Iain Hamilton: Koestler - A Biography
(London: Secker & Warburg 1982)

The first full-size biography of Arthur Koestler, this book is definitely worth thorough study. Care must be paid, though, to Koestler's ever-present tendency to instrumental self-representation. Iain Hamilton tells us that Koestler himself recommended him to write "as if his subject were dead". In reality, Koestler made all possible effort to influence somehow Hamilton's work, and feeling his strengths lessening and his end forthcoming (the book was printed in 1982 while Koestler took his life in 1983), he tried as hard as possible to have Hamilton finish his book within the expected time-frame, getting near to a law-suit.

Therefore, this book should be considered also as Koestler's extreme effort in leaving us a specific image of his, an effort that had begun a few decades before with his autobiographies and that was to end after a few months with Bricks to Babel, an omnibus to Koestler's works edited by Koestler himself, the last book he sent to print and therefore his final self-portrait.

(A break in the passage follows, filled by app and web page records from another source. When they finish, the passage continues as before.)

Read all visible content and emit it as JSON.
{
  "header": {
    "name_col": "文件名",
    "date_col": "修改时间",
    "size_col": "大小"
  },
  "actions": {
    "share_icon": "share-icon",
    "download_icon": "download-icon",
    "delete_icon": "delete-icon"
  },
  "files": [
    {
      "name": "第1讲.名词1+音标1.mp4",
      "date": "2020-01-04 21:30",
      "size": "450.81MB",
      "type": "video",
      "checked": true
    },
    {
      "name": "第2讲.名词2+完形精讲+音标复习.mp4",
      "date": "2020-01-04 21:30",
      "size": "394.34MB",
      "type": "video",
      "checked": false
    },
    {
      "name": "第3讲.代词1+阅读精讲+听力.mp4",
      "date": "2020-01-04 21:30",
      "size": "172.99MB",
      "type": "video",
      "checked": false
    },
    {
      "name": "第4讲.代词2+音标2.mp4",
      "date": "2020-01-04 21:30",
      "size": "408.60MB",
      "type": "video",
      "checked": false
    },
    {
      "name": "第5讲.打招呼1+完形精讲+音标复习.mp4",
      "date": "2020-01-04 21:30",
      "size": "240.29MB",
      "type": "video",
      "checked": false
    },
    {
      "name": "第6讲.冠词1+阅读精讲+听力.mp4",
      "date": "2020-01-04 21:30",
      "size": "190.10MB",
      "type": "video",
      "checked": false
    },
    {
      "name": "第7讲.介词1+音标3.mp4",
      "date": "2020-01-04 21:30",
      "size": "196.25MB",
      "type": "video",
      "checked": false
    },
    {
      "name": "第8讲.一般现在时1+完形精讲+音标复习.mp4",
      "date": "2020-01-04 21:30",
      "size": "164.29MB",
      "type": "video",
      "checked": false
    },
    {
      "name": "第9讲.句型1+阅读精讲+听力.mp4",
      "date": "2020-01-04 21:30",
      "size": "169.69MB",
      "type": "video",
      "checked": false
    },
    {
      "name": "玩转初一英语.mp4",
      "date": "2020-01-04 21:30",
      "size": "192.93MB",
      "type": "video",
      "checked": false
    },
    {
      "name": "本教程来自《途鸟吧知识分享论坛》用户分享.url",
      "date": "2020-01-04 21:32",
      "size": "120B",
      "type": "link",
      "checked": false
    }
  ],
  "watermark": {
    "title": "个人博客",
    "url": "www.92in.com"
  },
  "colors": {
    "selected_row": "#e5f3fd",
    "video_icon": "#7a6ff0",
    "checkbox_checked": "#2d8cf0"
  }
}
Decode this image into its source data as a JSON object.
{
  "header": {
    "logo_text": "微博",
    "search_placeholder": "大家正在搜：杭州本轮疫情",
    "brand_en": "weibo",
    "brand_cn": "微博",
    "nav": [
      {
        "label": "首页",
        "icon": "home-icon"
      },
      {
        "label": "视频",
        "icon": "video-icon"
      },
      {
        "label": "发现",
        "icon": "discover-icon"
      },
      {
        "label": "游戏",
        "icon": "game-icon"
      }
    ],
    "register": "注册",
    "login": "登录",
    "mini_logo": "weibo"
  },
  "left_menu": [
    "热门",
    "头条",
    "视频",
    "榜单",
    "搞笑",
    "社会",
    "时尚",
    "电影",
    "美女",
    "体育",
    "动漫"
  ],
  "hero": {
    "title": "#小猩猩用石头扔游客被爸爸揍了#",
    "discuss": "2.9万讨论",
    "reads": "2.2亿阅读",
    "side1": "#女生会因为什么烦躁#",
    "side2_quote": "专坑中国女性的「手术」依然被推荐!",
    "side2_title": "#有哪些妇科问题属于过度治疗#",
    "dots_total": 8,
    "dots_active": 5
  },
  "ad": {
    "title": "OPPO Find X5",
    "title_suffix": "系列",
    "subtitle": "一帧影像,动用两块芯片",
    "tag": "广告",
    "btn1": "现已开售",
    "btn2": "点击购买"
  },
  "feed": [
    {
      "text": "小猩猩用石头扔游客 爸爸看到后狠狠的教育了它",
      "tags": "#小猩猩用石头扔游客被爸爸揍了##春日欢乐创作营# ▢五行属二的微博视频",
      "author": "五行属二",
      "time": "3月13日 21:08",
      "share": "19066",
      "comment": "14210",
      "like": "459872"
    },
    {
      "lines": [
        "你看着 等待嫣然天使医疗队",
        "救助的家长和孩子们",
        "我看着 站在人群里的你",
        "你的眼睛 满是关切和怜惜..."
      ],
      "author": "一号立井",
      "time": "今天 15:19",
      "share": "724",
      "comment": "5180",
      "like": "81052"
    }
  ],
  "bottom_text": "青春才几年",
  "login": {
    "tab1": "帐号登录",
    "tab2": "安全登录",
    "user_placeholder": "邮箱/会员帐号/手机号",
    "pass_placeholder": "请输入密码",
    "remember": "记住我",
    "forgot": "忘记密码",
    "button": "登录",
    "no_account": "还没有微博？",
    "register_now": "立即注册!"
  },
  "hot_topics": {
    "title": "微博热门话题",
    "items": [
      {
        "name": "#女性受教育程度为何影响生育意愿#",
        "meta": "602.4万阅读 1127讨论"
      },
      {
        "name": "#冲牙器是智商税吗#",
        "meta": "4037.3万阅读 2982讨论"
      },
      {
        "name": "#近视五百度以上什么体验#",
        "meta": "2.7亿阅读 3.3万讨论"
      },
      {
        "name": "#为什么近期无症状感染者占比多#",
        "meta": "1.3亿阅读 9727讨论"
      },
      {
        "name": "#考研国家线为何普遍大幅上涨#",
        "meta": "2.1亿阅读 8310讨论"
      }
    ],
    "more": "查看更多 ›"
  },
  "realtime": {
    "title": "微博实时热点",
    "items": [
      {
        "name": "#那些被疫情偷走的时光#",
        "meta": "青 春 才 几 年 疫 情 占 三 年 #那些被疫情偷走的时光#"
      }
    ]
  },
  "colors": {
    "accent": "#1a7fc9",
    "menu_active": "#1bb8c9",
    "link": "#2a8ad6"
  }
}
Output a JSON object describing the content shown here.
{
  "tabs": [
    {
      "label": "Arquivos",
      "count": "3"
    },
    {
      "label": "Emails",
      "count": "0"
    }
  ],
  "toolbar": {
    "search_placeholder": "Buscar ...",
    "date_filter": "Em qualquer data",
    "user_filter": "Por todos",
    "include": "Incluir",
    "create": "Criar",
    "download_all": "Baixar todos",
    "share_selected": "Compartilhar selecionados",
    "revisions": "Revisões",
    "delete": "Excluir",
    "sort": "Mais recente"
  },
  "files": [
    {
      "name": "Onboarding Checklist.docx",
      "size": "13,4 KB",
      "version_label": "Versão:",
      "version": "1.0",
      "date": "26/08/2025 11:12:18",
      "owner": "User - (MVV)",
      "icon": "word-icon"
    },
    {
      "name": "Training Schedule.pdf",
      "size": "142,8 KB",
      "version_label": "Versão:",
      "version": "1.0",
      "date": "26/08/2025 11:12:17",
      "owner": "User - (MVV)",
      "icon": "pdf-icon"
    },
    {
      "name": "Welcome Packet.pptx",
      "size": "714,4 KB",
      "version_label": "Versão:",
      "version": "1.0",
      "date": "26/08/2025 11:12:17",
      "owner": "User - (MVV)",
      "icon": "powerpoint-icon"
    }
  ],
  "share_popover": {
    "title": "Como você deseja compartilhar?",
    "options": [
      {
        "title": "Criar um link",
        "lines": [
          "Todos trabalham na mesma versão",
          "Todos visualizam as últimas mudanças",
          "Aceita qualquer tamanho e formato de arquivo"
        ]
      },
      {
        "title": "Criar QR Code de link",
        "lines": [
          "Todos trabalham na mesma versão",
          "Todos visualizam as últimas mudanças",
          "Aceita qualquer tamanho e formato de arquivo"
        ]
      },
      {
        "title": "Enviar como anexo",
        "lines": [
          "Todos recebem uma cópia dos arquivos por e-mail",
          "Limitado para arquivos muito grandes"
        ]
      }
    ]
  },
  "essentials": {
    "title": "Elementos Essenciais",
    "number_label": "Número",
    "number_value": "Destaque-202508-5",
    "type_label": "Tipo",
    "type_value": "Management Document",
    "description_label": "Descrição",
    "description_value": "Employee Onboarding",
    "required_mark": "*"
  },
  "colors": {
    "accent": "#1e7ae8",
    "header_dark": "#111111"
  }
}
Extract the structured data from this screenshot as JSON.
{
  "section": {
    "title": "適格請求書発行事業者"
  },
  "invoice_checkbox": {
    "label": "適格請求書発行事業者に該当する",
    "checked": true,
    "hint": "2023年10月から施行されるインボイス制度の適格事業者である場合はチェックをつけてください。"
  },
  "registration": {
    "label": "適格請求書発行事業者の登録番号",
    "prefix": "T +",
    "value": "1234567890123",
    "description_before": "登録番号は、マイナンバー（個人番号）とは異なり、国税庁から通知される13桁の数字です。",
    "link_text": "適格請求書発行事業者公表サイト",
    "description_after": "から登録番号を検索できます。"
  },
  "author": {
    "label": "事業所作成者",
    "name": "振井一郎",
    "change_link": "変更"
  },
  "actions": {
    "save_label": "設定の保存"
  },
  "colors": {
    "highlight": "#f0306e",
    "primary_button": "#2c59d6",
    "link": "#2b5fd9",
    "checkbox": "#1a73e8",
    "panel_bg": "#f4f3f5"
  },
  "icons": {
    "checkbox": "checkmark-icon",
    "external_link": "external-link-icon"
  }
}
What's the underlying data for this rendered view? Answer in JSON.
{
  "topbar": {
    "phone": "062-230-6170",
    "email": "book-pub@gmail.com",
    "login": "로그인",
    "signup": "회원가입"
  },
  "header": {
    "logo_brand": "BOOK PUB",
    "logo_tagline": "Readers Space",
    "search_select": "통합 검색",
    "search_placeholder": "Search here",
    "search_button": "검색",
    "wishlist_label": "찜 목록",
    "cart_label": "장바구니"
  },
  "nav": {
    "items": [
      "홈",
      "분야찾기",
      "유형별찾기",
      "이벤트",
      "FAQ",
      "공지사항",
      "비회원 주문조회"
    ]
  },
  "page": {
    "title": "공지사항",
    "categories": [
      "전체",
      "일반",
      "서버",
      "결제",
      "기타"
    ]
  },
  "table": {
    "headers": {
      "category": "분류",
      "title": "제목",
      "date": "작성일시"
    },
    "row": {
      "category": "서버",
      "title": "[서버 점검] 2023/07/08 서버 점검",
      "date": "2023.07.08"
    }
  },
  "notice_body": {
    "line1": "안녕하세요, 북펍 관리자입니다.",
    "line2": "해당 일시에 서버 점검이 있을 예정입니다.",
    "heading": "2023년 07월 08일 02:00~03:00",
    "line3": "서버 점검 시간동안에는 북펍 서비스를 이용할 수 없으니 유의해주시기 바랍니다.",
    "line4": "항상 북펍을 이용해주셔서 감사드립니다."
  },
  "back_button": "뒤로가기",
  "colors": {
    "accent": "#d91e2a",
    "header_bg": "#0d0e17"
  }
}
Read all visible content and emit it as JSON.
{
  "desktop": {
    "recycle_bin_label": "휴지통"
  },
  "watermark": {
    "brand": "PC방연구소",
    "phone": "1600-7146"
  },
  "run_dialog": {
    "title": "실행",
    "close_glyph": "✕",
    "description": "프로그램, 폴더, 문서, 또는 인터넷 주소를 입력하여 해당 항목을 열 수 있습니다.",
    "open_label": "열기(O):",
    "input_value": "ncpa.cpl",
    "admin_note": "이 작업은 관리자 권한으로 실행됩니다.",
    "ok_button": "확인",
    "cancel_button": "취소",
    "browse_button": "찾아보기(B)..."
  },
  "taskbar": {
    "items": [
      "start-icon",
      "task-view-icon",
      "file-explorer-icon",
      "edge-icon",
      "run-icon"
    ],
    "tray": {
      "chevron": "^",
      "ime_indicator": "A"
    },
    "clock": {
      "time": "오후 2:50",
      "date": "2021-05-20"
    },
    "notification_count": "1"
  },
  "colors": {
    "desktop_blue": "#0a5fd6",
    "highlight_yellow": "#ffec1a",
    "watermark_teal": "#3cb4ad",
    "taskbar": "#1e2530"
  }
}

George Mikes: Arthur Koestler - The Story of a Friendship
(London:Deutsch 1983)

The title says it all: this is a commemoration of Koestler as a friend. It was written just after Koestler's death by George Mikes, one of the few who could call Koestler a friend in those last years, and, although not really important as a biography, gives us a personal touch that is otherwise difficult to grasp in the more "canonical" biographies.


David Cesarani: Arthur Koestler - The Homeless Mind
(London: William Heinemann 1998)

In this wonderfully researched book, Cesarani almost for the first time goes through the curtain of self-representation that Koestler built up in the second half of his life. We have access to Koestler's private and yet undisclosed diaries, to documents and witnesses of people who lived with Koestler, and even to papers that Koestler himself could not see, like his CIA file or his KGB file, where a large batch of documents and manuscripts has emerged that where sacked by the French police in Koestler's flat in Paris in 1940 (Koestler considered them as lost, but in effect the Gestapo took these papers from the archives of the French Police, and in turn the Russians took them from the Gestapo archives).

This books also highlights some aspects of Koestler's character that were until now scarcely known, as his childhood, his real attitude towards his Jewishness, his behavior with woman. Cesarani also fully revealed an episode of Koestler raping a friend's wife, episode that has triggered huge discussions but that has somehow overshadowed the value of Cesarani's work, as being the most "itchy" aspect in the book it also was the part that got the largest coverage.